## [Exercise aim]
In the entries that follow, which lines hold the string "Piano"? List them.

Component data from apps and pages

=-=-=

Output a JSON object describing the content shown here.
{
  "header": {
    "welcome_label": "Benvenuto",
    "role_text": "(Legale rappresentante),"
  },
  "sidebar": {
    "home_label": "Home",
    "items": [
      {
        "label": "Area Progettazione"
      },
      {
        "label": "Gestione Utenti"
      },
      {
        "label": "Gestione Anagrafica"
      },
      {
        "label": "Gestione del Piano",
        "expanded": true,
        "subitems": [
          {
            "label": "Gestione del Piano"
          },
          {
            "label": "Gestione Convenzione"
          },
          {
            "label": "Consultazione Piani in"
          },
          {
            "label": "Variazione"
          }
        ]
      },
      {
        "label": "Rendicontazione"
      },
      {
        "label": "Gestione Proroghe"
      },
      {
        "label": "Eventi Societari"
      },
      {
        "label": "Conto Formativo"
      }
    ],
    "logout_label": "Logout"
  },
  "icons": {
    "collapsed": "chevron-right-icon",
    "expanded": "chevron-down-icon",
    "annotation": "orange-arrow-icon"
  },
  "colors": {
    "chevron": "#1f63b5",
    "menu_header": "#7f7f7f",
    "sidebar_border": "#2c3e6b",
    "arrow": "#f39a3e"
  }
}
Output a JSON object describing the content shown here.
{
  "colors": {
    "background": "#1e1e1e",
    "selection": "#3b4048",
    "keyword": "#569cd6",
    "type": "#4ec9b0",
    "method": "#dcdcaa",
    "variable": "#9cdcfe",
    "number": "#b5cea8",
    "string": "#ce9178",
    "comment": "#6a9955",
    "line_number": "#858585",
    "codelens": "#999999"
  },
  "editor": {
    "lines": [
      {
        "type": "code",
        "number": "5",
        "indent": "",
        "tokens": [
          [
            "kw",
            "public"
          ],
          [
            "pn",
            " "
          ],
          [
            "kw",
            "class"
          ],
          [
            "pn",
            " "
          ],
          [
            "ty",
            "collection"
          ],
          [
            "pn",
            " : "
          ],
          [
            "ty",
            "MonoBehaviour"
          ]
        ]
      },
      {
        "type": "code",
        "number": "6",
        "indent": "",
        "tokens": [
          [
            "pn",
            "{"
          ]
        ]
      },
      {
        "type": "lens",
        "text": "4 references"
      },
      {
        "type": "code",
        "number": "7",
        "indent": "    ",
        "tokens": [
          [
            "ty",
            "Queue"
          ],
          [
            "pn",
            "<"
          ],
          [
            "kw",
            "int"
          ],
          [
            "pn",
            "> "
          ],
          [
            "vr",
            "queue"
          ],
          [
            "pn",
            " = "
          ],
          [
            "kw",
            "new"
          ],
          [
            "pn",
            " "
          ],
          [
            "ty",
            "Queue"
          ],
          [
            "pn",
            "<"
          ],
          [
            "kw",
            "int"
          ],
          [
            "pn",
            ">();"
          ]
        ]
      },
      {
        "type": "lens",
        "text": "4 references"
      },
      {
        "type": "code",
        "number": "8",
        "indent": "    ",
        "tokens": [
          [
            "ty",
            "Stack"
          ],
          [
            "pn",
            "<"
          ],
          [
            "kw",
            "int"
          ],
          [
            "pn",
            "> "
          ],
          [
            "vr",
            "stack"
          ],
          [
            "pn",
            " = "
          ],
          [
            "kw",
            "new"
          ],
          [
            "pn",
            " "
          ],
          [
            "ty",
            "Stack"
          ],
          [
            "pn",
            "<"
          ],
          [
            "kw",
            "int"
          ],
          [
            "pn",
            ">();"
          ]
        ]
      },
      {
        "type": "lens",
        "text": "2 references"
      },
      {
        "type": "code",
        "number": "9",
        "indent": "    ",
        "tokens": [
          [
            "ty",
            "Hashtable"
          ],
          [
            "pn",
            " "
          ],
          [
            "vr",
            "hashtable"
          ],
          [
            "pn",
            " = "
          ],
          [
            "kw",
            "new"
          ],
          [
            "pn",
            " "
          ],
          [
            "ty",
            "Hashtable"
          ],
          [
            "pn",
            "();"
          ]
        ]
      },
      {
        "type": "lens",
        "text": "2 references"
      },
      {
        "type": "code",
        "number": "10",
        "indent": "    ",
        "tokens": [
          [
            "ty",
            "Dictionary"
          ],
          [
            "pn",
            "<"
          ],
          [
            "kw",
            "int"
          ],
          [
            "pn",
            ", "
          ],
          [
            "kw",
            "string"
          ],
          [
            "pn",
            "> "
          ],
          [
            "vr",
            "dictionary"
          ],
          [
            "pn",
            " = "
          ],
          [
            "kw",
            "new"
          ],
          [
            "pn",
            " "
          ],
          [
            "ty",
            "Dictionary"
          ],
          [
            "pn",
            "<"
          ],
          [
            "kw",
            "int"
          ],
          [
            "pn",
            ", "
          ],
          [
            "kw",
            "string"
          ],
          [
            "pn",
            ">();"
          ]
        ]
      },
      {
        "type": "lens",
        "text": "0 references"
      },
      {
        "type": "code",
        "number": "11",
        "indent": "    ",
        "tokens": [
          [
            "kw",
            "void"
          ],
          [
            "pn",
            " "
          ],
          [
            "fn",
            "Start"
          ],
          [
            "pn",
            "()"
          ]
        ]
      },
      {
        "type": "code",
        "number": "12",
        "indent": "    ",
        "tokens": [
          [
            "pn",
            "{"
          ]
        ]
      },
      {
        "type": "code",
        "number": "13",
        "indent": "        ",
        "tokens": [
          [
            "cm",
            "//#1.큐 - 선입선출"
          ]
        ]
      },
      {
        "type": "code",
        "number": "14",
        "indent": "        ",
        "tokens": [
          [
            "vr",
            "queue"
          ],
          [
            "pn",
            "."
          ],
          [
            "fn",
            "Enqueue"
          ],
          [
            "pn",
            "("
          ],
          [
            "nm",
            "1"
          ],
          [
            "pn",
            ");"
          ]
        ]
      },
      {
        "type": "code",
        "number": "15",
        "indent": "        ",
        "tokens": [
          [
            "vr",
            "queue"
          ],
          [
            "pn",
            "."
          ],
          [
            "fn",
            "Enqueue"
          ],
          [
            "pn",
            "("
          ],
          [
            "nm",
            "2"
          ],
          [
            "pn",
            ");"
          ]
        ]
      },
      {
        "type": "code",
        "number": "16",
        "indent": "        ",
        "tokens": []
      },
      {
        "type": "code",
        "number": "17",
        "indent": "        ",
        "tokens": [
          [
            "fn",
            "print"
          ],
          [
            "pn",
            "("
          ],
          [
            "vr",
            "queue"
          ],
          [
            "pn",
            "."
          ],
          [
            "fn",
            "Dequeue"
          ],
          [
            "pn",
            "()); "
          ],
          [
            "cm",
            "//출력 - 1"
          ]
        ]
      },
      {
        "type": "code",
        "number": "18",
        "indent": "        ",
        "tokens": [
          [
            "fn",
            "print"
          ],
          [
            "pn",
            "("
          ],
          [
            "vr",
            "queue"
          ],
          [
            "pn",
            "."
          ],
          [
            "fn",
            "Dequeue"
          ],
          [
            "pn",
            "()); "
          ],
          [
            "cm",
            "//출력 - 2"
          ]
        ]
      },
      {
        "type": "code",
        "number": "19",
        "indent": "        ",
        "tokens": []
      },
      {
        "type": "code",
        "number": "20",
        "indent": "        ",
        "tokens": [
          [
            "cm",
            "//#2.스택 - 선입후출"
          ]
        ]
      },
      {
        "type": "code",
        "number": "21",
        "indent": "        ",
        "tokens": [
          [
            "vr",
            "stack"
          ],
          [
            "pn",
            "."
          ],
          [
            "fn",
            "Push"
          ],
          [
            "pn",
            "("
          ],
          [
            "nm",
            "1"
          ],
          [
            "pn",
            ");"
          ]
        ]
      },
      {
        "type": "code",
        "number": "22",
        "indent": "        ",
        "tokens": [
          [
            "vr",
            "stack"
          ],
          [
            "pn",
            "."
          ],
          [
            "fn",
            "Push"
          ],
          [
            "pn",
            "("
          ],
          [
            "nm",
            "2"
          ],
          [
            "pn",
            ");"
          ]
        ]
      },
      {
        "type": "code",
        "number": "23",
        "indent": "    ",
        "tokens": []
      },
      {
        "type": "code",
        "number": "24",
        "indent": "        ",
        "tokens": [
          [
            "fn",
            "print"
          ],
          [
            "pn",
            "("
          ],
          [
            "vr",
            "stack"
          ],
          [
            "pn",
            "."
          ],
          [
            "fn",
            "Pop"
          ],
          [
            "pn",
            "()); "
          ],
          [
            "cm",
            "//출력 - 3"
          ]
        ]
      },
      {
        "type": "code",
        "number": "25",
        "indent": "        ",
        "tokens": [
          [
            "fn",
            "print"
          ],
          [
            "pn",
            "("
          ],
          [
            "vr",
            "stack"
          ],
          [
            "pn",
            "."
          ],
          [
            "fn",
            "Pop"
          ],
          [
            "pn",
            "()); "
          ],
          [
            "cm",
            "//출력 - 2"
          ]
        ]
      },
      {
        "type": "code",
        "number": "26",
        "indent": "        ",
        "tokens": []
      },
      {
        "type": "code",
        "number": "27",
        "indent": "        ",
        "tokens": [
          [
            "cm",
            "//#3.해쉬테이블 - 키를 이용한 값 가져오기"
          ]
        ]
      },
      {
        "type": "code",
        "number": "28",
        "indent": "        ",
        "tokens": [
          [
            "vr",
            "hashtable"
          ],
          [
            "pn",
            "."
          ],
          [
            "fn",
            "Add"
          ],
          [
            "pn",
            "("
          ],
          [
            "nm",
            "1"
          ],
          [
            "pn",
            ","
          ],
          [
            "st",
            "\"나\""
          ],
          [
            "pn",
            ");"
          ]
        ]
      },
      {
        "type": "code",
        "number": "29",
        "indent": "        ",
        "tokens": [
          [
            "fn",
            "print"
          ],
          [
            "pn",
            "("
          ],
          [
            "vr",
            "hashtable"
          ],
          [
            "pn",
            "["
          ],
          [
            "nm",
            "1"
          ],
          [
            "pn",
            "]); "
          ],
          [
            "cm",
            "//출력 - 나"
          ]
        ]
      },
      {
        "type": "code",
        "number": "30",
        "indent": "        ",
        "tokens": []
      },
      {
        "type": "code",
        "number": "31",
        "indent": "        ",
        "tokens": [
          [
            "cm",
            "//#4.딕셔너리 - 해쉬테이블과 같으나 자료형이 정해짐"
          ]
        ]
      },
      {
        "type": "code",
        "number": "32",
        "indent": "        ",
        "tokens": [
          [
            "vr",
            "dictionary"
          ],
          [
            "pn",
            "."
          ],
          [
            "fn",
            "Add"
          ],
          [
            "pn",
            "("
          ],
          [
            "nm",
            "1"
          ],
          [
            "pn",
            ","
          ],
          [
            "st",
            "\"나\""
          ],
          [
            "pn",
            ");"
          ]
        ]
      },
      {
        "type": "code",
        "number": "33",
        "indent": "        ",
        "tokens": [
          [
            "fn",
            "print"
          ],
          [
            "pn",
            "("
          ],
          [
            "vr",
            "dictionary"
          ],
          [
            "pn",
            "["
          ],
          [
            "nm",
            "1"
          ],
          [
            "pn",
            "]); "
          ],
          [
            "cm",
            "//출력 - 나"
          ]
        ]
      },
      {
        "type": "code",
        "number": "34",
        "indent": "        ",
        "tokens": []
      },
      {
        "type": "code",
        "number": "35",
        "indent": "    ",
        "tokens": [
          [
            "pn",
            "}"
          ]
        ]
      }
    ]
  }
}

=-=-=

## [Solution to the exercise]
        "label": "Gestione del Piano",
            "label": "Gestione del Piano"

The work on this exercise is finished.